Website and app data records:
Segment Open

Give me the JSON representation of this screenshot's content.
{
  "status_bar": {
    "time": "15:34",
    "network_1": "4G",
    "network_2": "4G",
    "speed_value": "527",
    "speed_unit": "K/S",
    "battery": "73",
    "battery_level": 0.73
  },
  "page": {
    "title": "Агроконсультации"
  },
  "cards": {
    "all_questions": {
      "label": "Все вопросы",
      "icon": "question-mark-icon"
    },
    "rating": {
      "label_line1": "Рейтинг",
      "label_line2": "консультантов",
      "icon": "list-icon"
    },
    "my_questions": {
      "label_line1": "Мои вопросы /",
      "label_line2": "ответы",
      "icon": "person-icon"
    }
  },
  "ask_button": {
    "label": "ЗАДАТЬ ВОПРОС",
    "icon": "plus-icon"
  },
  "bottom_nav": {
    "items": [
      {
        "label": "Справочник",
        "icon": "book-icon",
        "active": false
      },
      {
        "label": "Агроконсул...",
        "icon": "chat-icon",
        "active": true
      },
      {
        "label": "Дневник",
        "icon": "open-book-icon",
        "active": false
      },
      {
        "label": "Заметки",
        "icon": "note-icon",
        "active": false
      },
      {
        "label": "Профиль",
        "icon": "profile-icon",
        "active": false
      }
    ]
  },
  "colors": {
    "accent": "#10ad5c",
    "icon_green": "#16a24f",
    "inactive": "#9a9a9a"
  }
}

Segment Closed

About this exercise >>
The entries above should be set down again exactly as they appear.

Answer box >>
Give me the JSON representation of this screenshot's content.
{
  "status_bar": {
    "time": "15:34",
    "network_1": "4G",
    "network_2": "4G",
    "speed_value": "527",
    "speed_unit": "K/S",
    "battery": "73",
    "battery_level": 0.73
  },
  "page": {
    "title": "Агроконсультации"
  },
  "cards": {
    "all_questions": {
      "label": "Все вопросы",
      "icon": "question-mark-icon"
    },
    "rating": {
      "label_line1": "Рейтинг",
      "label_line2": "консультантов",
      "icon": "list-icon"
    },
    "my_questions": {
      "label_line1": "Мои вопросы /",
      "label_line2": "ответы",
      "icon": "person-icon"
    }
  },
  "ask_button": {
    "label": "ЗАДАТЬ ВОПРОС",
    "icon": "plus-icon"
  },
  "bottom_nav": {
    "items": [
      {
        "label": "Справочник",
        "icon": "book-icon",
        "active": false
      },
      {
        "label": "Агроконсул...",
        "icon": "chat-icon",
        "active": true
      },
      {
        "label": "Дневник",
        "icon": "open-book-icon",
        "active": false
      },
      {
        "label": "Заметки",
        "icon": "note-icon",
        "active": false
      },
      {
        "label": "Профиль",
        "icon": "profile-icon",
        "active": false
      }
    ]
  },
  "colors": {
    "accent": "#10ad5c",
    "icon_green": "#16a24f",
    "inactive": "#9a9a9a"
  }
}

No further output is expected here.